Records drawn from a dataset:
+++

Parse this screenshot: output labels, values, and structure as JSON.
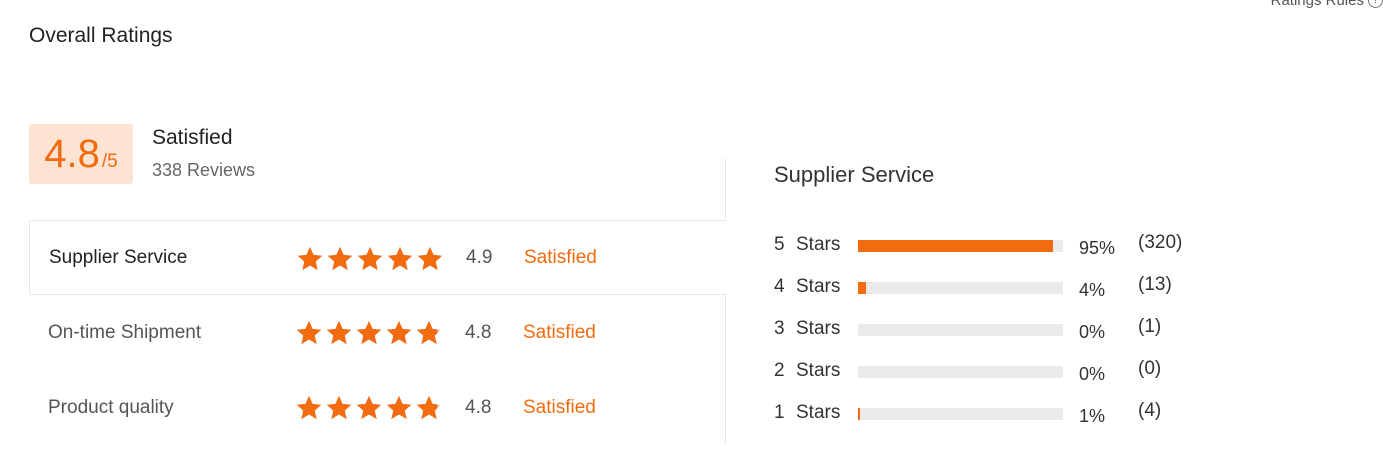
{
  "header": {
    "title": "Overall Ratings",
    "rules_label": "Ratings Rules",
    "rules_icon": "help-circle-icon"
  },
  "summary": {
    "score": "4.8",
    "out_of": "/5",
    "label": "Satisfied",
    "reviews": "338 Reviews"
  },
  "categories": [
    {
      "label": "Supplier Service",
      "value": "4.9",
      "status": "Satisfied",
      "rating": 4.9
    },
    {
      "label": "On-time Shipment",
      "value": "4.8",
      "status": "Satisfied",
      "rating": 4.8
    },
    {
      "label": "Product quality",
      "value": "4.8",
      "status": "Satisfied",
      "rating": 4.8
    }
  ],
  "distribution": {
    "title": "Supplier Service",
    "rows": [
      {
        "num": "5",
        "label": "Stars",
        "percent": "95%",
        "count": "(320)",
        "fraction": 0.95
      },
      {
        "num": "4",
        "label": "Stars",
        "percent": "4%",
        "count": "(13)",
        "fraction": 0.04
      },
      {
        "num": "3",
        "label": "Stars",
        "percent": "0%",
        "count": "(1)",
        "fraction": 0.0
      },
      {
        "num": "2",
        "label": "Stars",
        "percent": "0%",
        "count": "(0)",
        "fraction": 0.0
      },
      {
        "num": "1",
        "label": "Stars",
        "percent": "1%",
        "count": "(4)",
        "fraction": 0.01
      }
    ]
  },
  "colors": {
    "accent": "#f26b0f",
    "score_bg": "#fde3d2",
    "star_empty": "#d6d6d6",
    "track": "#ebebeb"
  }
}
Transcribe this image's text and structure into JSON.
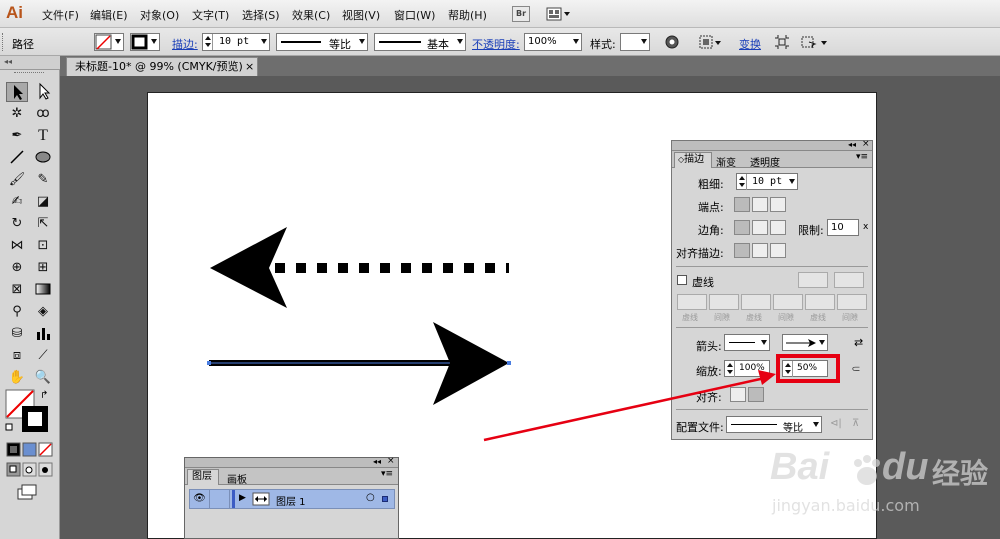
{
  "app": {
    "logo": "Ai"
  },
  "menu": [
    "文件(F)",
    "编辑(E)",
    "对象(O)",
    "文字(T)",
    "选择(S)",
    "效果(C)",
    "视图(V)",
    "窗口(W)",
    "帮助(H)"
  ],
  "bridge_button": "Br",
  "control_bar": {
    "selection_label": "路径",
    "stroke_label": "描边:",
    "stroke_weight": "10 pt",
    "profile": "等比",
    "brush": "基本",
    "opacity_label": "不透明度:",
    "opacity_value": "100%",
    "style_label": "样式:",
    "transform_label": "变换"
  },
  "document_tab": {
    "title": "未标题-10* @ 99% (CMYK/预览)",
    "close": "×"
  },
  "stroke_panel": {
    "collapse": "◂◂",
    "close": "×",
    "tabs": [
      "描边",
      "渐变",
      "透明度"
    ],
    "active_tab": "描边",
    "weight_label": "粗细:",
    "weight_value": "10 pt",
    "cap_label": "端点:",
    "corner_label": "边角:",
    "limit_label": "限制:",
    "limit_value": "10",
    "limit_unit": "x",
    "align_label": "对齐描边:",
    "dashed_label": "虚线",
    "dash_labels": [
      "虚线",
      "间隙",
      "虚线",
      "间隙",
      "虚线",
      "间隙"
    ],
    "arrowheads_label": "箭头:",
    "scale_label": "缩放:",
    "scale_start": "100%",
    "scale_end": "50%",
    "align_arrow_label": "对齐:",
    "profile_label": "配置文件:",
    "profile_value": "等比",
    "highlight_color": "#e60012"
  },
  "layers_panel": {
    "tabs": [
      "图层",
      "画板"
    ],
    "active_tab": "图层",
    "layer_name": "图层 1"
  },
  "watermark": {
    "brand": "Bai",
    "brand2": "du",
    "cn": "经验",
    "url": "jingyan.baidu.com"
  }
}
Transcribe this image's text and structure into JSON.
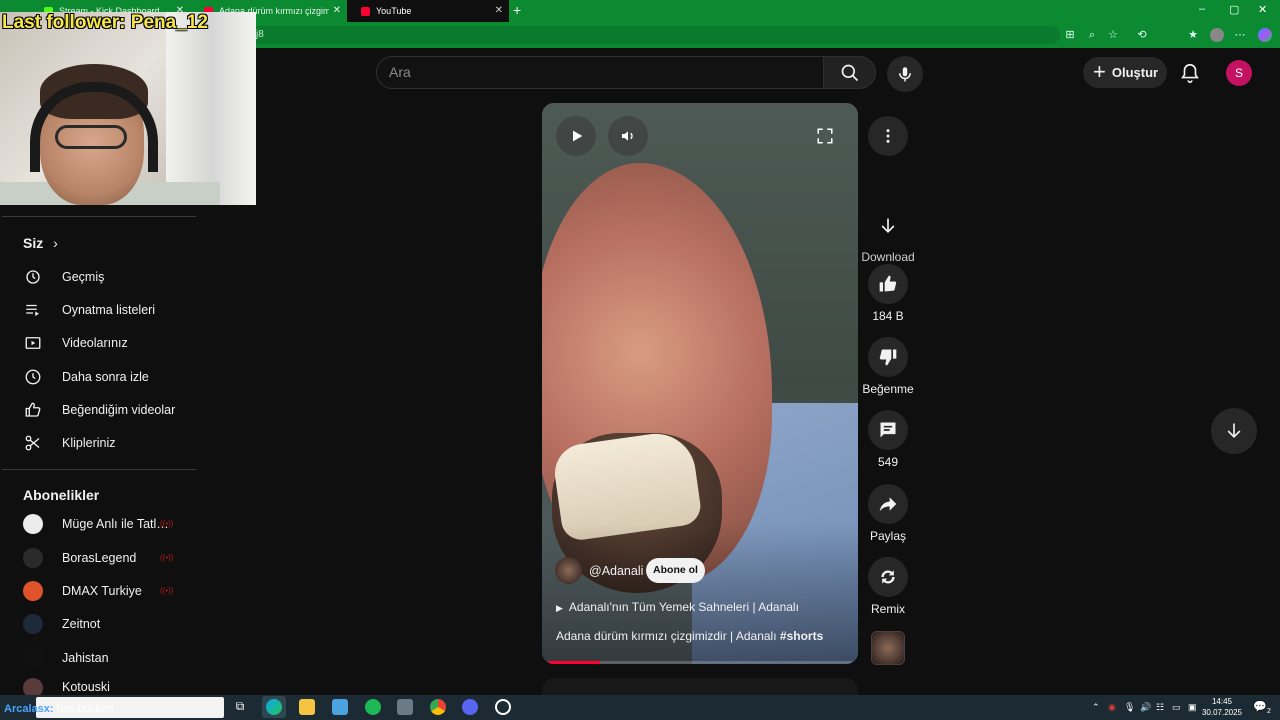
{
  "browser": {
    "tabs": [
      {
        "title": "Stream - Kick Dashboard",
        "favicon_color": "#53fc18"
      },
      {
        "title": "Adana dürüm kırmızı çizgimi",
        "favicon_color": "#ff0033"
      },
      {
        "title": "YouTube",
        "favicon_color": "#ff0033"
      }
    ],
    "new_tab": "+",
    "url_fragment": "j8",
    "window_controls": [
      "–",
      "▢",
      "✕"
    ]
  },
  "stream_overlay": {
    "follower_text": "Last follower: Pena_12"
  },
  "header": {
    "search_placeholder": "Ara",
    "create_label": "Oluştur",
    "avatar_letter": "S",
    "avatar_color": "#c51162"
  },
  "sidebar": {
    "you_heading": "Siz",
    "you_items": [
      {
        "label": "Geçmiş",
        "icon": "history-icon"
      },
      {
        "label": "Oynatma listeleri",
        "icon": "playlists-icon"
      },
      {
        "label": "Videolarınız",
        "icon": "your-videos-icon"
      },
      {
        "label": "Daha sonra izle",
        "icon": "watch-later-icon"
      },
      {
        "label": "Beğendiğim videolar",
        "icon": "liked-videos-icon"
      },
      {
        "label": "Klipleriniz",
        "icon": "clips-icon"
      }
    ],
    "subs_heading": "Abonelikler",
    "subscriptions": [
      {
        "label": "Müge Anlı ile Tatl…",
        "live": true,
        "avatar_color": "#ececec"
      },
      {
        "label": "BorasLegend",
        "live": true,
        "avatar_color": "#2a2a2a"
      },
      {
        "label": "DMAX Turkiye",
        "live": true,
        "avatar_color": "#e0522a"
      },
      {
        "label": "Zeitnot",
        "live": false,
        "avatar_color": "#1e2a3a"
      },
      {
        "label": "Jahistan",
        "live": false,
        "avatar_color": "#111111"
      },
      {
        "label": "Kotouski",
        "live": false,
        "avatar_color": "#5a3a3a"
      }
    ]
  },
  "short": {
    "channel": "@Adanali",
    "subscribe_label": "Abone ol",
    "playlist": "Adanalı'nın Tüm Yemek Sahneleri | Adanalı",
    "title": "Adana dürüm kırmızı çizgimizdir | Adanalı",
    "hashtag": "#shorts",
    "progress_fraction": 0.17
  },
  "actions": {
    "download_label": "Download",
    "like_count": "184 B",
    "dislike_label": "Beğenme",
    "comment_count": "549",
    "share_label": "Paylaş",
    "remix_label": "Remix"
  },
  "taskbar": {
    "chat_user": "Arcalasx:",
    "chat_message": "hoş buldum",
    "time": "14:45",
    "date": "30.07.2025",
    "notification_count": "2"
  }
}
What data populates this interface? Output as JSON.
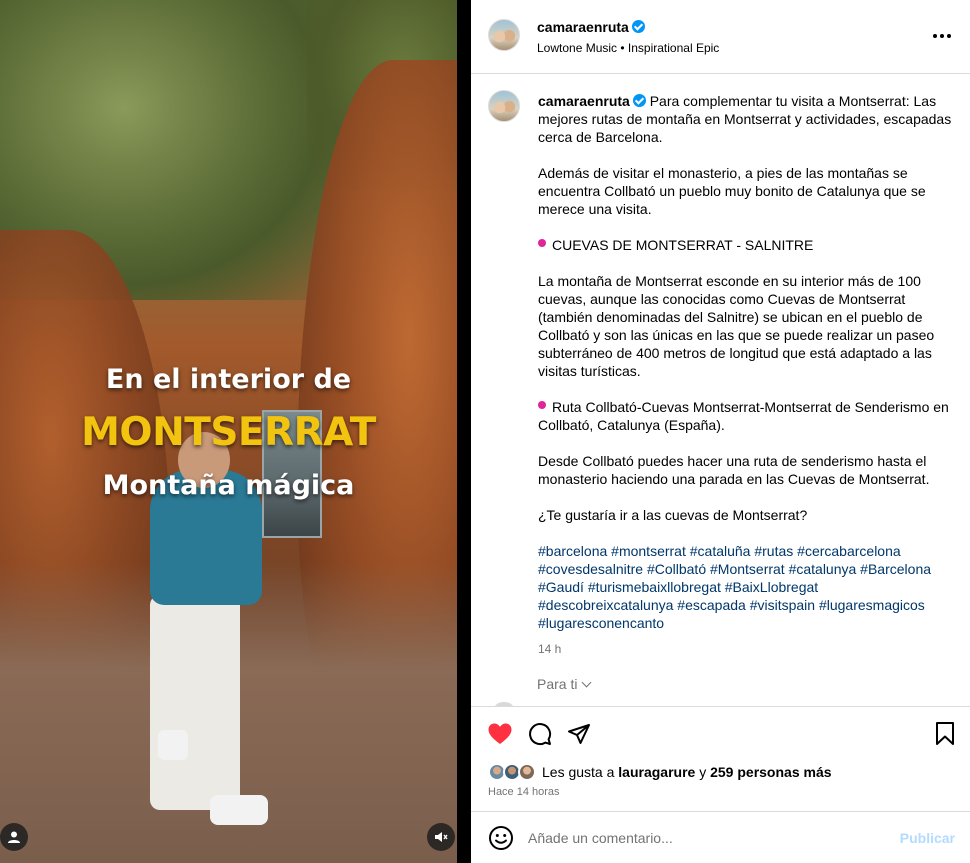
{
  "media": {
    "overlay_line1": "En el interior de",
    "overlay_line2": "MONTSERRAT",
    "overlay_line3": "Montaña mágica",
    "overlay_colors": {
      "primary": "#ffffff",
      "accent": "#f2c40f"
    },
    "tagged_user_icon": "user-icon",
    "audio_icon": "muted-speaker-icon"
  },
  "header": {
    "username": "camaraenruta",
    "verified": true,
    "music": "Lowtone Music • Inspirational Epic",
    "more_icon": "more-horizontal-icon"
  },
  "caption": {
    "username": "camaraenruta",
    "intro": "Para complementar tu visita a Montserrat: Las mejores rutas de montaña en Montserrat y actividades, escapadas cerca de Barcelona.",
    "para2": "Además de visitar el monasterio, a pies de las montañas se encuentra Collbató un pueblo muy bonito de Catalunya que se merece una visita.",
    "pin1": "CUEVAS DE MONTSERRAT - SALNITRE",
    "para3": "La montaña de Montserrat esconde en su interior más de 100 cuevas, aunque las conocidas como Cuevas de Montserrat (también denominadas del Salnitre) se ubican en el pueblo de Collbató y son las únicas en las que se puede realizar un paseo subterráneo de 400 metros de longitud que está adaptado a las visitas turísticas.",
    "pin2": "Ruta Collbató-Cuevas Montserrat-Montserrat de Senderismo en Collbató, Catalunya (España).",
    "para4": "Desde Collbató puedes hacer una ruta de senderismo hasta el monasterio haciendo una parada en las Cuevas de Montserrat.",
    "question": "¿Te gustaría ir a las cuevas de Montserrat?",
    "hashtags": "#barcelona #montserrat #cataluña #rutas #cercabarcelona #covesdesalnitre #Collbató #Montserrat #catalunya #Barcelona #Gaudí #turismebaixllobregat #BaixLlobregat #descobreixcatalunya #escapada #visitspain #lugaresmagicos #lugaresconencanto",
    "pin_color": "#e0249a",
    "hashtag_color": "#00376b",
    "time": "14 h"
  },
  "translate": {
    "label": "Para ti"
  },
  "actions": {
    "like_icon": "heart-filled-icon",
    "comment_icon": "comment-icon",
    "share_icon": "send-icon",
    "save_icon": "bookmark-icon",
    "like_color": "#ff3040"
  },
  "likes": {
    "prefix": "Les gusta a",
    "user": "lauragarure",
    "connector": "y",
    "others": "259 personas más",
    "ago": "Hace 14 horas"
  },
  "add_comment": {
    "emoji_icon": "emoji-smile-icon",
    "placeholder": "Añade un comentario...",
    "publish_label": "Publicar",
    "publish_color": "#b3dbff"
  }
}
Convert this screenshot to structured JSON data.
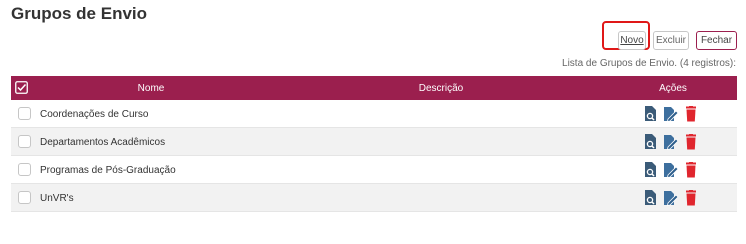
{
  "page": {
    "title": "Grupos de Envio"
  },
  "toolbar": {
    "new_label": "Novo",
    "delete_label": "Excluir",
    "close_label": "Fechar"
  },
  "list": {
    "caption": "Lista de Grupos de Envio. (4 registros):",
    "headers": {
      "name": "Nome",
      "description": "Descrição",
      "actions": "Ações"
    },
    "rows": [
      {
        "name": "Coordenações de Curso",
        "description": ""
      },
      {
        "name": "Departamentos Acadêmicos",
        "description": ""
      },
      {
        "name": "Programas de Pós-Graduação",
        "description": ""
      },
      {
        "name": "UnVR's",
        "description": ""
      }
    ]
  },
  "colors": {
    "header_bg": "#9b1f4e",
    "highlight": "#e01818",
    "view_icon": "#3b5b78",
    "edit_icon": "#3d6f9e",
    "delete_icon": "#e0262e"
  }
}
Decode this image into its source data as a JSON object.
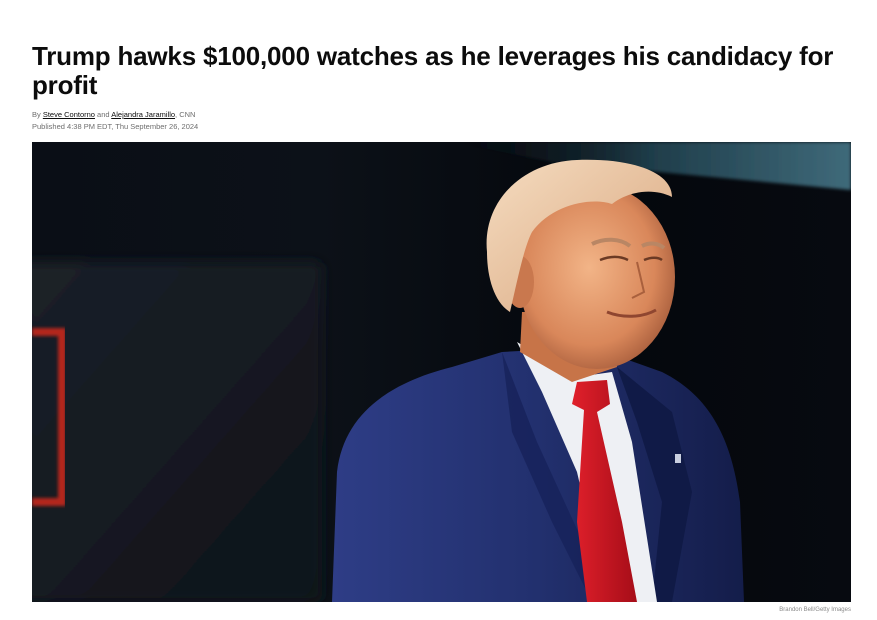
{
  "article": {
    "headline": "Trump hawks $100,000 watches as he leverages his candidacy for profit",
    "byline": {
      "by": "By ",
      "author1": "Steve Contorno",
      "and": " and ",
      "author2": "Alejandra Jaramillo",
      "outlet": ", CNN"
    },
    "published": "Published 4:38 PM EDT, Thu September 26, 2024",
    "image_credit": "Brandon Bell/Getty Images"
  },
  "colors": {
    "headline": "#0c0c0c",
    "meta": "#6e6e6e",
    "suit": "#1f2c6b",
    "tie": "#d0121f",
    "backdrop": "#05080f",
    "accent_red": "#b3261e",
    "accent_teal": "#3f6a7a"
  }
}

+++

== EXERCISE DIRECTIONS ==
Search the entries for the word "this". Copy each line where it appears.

== TASK ANSWER ==
Parse this screenshot: output labels, values, and structure as JSON.
Transcribe this image's text and structure into JSON.
Transcribe this image's text and structure into JSON.
What data populates this interface? Output as JSON.
Convert this screenshot to structured JSON data.
Decode this image into its source data as a JSON object.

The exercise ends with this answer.